You've also collected data on your own negative feelings. Has that helped you cope?
Stopping, acknowledging, and giving a name to what you're feeling can help you process it a little better. My dad passed away last year in a car accident. In the following months, I wanted to track my emotions—I felt that there was a risk that I would go into autopilot mode and not process them. In the saddest moments, I tracked what the memory of my dad brought up. When I felt regret and other negative feelings, I added another category to my data collection: What was sweet or funny about my dad? Forcing myself to have these thoughts was really good for me.
What did you learn by analyzing your experiences for "Dear Data"?
I learned what it means to pay attention. I'm more in tune with my thoughts, things in the world, how I notice beauty and everything I tracked. I'm more aware of what I say—the thank-yous, the complaints. During one week of the project, I said so many thank-yous to strangers, but I pretty much never thanked my husband. I tracked his frequent acts of generosity during another week.

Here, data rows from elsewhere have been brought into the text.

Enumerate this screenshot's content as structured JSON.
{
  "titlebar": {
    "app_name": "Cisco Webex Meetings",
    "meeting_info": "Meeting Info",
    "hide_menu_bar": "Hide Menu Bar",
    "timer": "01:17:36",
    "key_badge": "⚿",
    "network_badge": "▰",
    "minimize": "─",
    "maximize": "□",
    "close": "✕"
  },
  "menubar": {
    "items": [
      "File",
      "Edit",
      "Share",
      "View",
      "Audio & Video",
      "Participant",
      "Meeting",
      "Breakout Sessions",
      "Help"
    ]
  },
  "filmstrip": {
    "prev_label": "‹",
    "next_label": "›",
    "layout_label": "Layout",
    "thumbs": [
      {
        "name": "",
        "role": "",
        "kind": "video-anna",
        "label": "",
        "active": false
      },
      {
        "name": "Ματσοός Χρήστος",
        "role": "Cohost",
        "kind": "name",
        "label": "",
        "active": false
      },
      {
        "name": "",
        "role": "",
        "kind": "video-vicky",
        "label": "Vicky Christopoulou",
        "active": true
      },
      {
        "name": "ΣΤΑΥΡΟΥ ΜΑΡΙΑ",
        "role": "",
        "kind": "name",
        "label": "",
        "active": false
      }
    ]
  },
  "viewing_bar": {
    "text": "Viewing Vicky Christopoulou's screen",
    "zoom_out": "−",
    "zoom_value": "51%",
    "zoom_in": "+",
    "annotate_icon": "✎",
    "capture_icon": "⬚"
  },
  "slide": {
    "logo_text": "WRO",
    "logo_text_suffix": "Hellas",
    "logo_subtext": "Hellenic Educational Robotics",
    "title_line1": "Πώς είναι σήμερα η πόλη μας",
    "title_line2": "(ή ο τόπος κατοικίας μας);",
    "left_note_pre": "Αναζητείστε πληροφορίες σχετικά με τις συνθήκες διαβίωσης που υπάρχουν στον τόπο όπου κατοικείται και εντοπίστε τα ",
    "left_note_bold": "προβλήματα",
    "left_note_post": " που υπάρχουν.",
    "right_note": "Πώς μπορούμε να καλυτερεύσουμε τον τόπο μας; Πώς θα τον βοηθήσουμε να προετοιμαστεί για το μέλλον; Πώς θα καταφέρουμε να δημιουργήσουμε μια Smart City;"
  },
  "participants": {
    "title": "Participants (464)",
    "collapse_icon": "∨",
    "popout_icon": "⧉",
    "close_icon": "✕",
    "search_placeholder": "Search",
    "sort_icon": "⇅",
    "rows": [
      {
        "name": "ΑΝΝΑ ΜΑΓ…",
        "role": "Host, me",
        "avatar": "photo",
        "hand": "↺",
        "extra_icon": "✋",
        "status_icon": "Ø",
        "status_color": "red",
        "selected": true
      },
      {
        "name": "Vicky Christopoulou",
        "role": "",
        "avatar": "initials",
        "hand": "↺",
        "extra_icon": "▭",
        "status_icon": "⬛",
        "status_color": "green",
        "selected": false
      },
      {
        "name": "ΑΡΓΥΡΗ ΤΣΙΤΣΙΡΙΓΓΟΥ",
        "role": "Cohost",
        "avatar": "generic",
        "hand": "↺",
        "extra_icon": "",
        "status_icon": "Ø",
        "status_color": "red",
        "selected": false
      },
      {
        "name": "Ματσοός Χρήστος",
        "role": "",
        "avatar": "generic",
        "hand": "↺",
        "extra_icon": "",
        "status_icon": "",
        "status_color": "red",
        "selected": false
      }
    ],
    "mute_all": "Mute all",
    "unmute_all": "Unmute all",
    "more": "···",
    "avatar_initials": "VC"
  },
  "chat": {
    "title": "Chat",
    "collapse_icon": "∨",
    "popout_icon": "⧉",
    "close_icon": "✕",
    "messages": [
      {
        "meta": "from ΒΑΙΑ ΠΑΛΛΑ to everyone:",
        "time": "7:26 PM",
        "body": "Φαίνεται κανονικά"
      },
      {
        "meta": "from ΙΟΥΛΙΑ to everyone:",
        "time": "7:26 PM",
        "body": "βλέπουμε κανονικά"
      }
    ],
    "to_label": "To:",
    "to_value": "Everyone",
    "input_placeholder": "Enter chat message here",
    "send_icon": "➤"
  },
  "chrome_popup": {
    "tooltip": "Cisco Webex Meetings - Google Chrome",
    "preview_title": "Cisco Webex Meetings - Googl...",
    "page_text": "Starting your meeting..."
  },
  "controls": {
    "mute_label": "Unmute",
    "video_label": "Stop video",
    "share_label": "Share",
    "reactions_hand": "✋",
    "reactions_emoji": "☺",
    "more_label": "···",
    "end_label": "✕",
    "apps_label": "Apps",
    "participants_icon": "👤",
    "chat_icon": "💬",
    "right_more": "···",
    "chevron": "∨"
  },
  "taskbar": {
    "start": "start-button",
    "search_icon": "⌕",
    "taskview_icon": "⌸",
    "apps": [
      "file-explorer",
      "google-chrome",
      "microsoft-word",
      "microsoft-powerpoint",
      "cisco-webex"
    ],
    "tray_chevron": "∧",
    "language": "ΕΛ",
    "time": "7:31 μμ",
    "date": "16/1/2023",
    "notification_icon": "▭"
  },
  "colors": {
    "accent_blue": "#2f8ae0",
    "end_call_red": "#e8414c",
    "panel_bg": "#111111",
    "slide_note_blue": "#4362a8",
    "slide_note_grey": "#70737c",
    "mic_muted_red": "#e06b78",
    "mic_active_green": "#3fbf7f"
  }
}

Can we look to numbers for an exact representation of reality?
Stories before the last presidential election contained precise percentages and bar charts. For most people, me included, that presentation communicated a certainty that was not correct—because the numbers were based on polls, and public opinion was shifting. We need to say, for example, if you want to stick with pie charts, that part is red and part is blue, but there are also shades of red and blue. We humans don't like uncertainty. We may be avoiding the fact that we really don't know what is going to happen.
Have you always had a penchant for order?
My favorite activity when I was little was to spend time in the shop of my grandmother, who was a seamstress, reorganizing all of her buttons and ribbons according to my rules. She had these really organized drawers, and I would pull them all out and lay down the buttons—one day by color, another day by size, and the next by whether they had two holes or four.
How might the rest of us start making closer observations of our own lives?
A simple ritual is setting up an alarm for the end of the day and writing answers to a few questions that are always the same: What was a highlight of your day? What was missing? Is there anything that you could do, based on what you've written, to make tomorrow better? Over time, you can see things that repeat. Most of the time, the highlight of my day is a human interaction. If you see that, you look for more of those interactions. And the answer to what was missing for me is often just "the sun."